Millions of personal records have already been compromised globally, and it can cost even a small bank millions of dollars to rectify a single cyber event. Yet, while it is a common topic in boardrooms, it hasn’t yielded widespread governance restructuring at banks across the United States.
Bank Director’s 2018 Technology Survey found that 93 percent of the 161 chief bank executives, senior technology officers and directors said cybersecurity is an issue of focus by their board.
But a 2018 analysis by Harvard Law School found that just 7 percent of all S&P 500 companies have separate technology committees, though 29 percent of large public bank holding companies above $10 billion in assets have set up just such a thing. This is significant because, as the study noted, cybersecurity is often the responsibility of the technology committee.
Significant events have over time produced mandated changes in corporate structure, like the requirement in Dodd-Frank requiring banks above $10 billion in assets to have a separate risk committee, or the requirement in Sarbanes-Oxley that an audit committee oversee a bank’s independent auditor.
But Porteous argues that banks should not wait for changes in the law to force them into structural changes. The changes should emerge instead from ongoing conversations at institutions about new trends and threats.
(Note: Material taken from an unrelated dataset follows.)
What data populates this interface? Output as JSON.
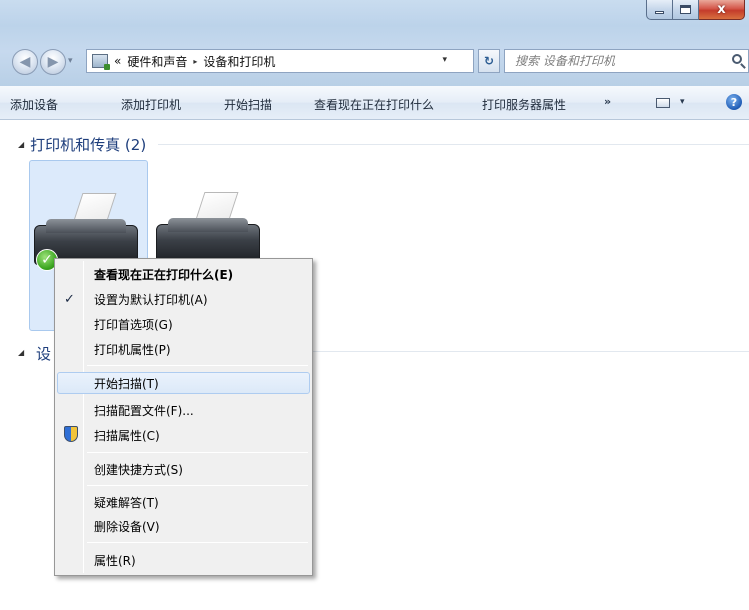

“To me the critical thing is constantly be assessing and challenging yourself as a board on the way in which you govern and not to be afraid to make adjustments,” Porteous says. “In other words, create committees to address the current or upcoming issues that enhance the focus (of the board).”
For Huntington, the establishment of the Significant Events Committee was years in the making, but finally came after the board realized it was having similar discussions about the same topic at the board level and in separate committees.
“It was a natural thing for us to take these discussions we were having, both at the board meeting and various committee-level meetings, and then decide that we were spending a significant amount of time in those discussions that it was going to be critically important,” Porteous says.
When formed, the committee included Huntington CEO Stephen Steinour, who chaired the committee; the lead director; the chairs of the technology, risk and audit committees and the “lead cyber director,” the 2018 company proxy said. The committee has since been folded into the broader Technology Committee because of overlapping skill sets, Porteous says, but the bank can reestablish it or other ad hoc committees as necessary.
One such committee was Huntington’s Integration Committee, created when the bank acquired FirstMerit Corp. in 2016. The committee met three times in 2017 after the acquisition and was later dissolved.
But it’s not just cybersecurity or M&A that should qualify as a significant event worthy of a board’s attention. Recurring natural disasters, for instance, including hurricanes in the Southeast and wildfires in the West are examples that might merit a similar response.
Whatever the issue, Porteous suggests boards continually assess their governance structure through annual board-level assessments or just paying attention to what’s in the newspaper every day.
“It’s critical to make those adjustments or adapt to the changing world,” Porteous says.